The pre-treating, soaking, scrubbing and hoping that those stains are gone before you put your favorite shirt into the dryer could be a thing of the past if the clothing repelled the stain in the first place. That's what a new laundry product hopes to achieve.
Sofft, created by a California-based company, is marketed to be both a fabric softener and stain repellent in one. Consider it "prevention-based laundry," Vinod Nair, Sofft CEO and founder, called it, according to Popular Science.
The inventor of the product, Greg Van Buskirk, a retired chemist, said he started working on it while with Clorox, but the stain repellent never went through due to lack of funding. That's why he later bought the rights and helped launch the already successful Kickstarter campaign to crowd-fund Sofft. The creators were hoping to raise $25,000 and have already surpassed $37,000 with five days left in the funding campaign.
Sofft, which is a play on the words "soft" and "off," says it prevents both water- and oil-based stains from sticking to clothing fibers. Think that such a repellent will make your shirts sweat magnets? Van Buskirk assured people in his Kickstarter video that Sofft keeps the clothing breathable.
Here's how it works, according to the Kickstarter project:

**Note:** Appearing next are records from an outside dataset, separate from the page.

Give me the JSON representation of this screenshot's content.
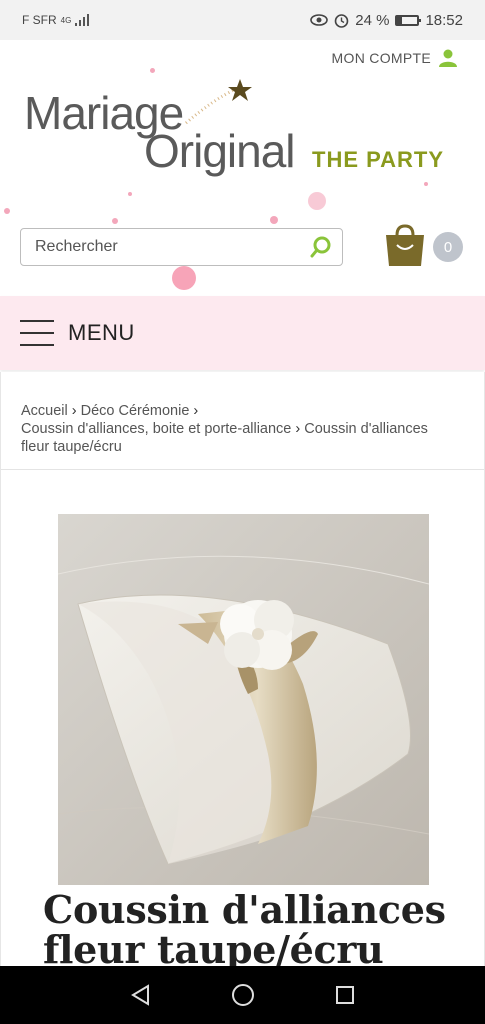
{
  "status": {
    "carrier": "F SFR",
    "network": "4G",
    "battery_text": "24 %",
    "battery_level": 0.24,
    "time": "18:52"
  },
  "header": {
    "account_label": "MON COMPTE",
    "logo_word1": "Mariage",
    "logo_word2": "Original",
    "logo_suffix": "THE PARTY",
    "search_placeholder": "Rechercher",
    "cart_count": "0",
    "accent_color": "#8a9a1e",
    "cart_color": "#7a6a2a"
  },
  "menu": {
    "label": "MENU"
  },
  "breadcrumb": {
    "items": [
      "Accueil",
      "Déco Cérémonie",
      "Coussin d'alliances, boite et porte-alliance",
      "Coussin d'alliances fleur taupe/écru"
    ]
  },
  "product": {
    "title": "Coussin d'alliances fleur taupe/écru"
  },
  "icons": [
    "user-icon",
    "search-icon",
    "cart-icon",
    "menu-icon",
    "back-icon",
    "home-icon",
    "recents-icon"
  ]
}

1) Positively charged molecules seek out the fibers of the clothes rather than detergent molecules, as do traditional fabric softeners.
2) These positively charged molecules form a “soft ionic bond” with the negatively charged fiber molecules creating a “co-operative attraction”.

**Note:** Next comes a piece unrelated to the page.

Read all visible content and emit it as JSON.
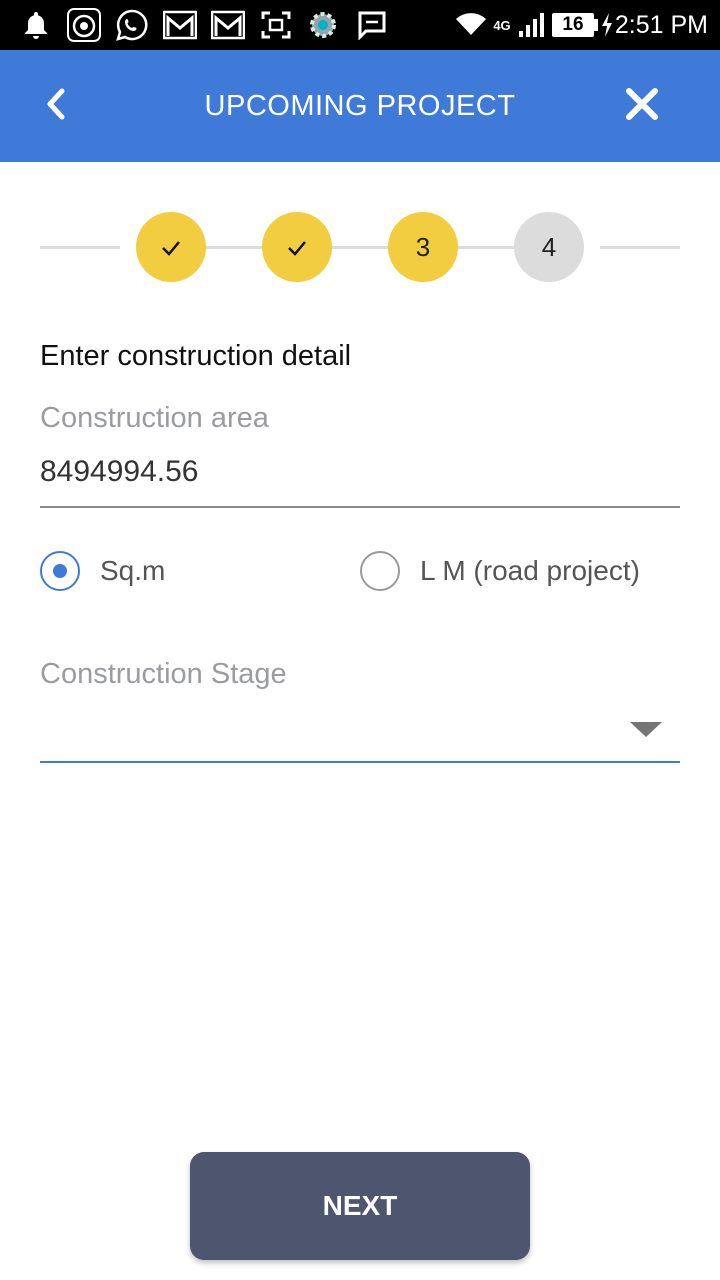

3) Thermal energy in the dryer activates the molecules and causes them to “face outward” and soften fabrics, repel stains, reduce wrinkles and leave a clean, fresh scent.

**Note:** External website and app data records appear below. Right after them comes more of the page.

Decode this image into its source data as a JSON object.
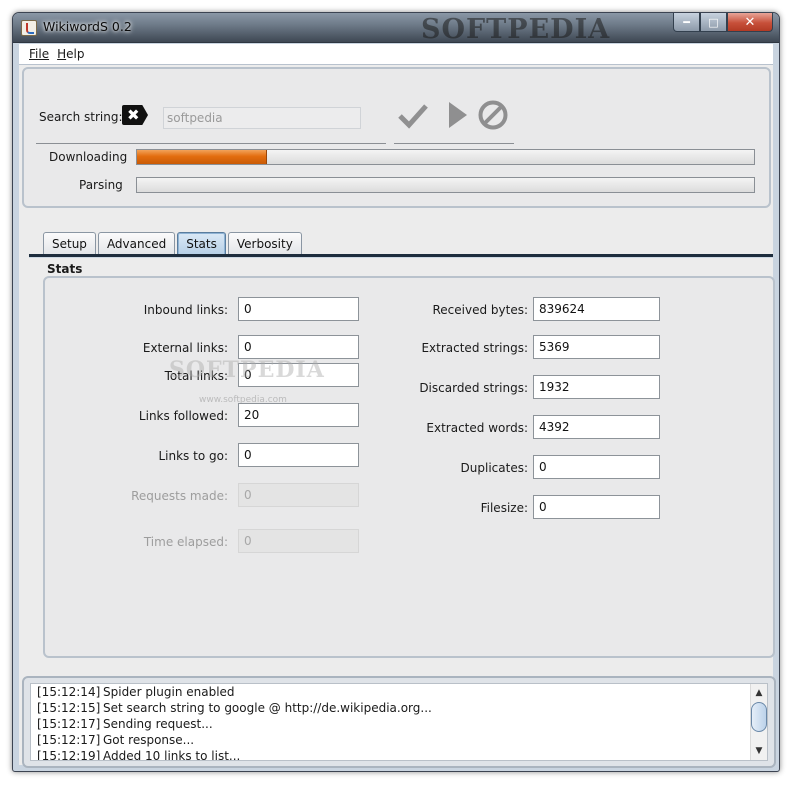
{
  "window": {
    "title": "WikiwordS 0.2",
    "watermark": "SOFTPEDIA"
  },
  "menu": {
    "file": "File",
    "help": "Help"
  },
  "search": {
    "label": "Search string:",
    "value": "softpedia"
  },
  "progress": {
    "downloading": {
      "label": "Downloading",
      "fraction": 0.21
    },
    "parsing": {
      "label": "Parsing",
      "fraction": 0.0
    }
  },
  "tabs": [
    "Setup",
    "Advanced",
    "Stats",
    "Verbosity"
  ],
  "active_tab": "Stats",
  "stats": {
    "title": "Stats",
    "left": [
      {
        "label": "Inbound links:",
        "value": "0",
        "enabled": true
      },
      {
        "label": "External links:",
        "value": "0",
        "enabled": true
      },
      {
        "label": "Total links:",
        "value": "0",
        "enabled": true
      },
      {
        "label": "Links followed:",
        "value": "20",
        "enabled": true
      },
      {
        "label": "Links to go:",
        "value": "0",
        "enabled": true
      },
      {
        "label": "Requests made:",
        "value": "0",
        "enabled": false
      },
      {
        "label": "Time elapsed:",
        "value": "0",
        "enabled": false
      }
    ],
    "right": [
      {
        "label": "Received bytes:",
        "value": "839624"
      },
      {
        "label": "Extracted strings:",
        "value": "5369"
      },
      {
        "label": "Discarded strings:",
        "value": "1932"
      },
      {
        "label": "Extracted words:",
        "value": "4392"
      },
      {
        "label": "Duplicates:",
        "value": "0"
      },
      {
        "label": "Filesize:",
        "value": "0"
      }
    ]
  },
  "overlay_watermark": {
    "text": "SOFTPEDIA",
    "url": "www.softpedia.com"
  },
  "log": [
    {
      "time": "[15:12:14]",
      "text": "Spider plugin enabled"
    },
    {
      "time": "[15:12:15]",
      "text": "Set search string to google @ http://de.wikipedia.org..."
    },
    {
      "time": "[15:12:17]",
      "text": "Sending request..."
    },
    {
      "time": "[15:12:17]",
      "text": "Got response..."
    },
    {
      "time": "[15:12:19]",
      "text": "Added 10 links to list..."
    }
  ],
  "icons": {
    "clear": "clear-icon",
    "accept": "checkmark-icon",
    "start": "play-icon",
    "stop": "stop-icon"
  },
  "colors": {
    "progress": "#e36d0f",
    "active_tab": "#b6cfe6"
  }
}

Watch this video about Sofft:
According to Digital Trends, which featured the product last month, the chemistry behind it is not new, being used in some hospital fabrics already. The catch with it going more mainstream in this capacity though is that its repelling ability washes away over time. Because Sofft is a more frequently used product than something that is put on the clothing during its manufacturing, the repelling capabilities would presumably be renewed with each application.
Right now, early backers of the product have to pay $35 for a 32-ounce bottle with estimated delivery by February 2015, but Nair told Popular Science that they hope to eventually sell it for much less.
"Once we get to scale, our long term vision is to have this selling for $10 on the shelf at Walmart," he said.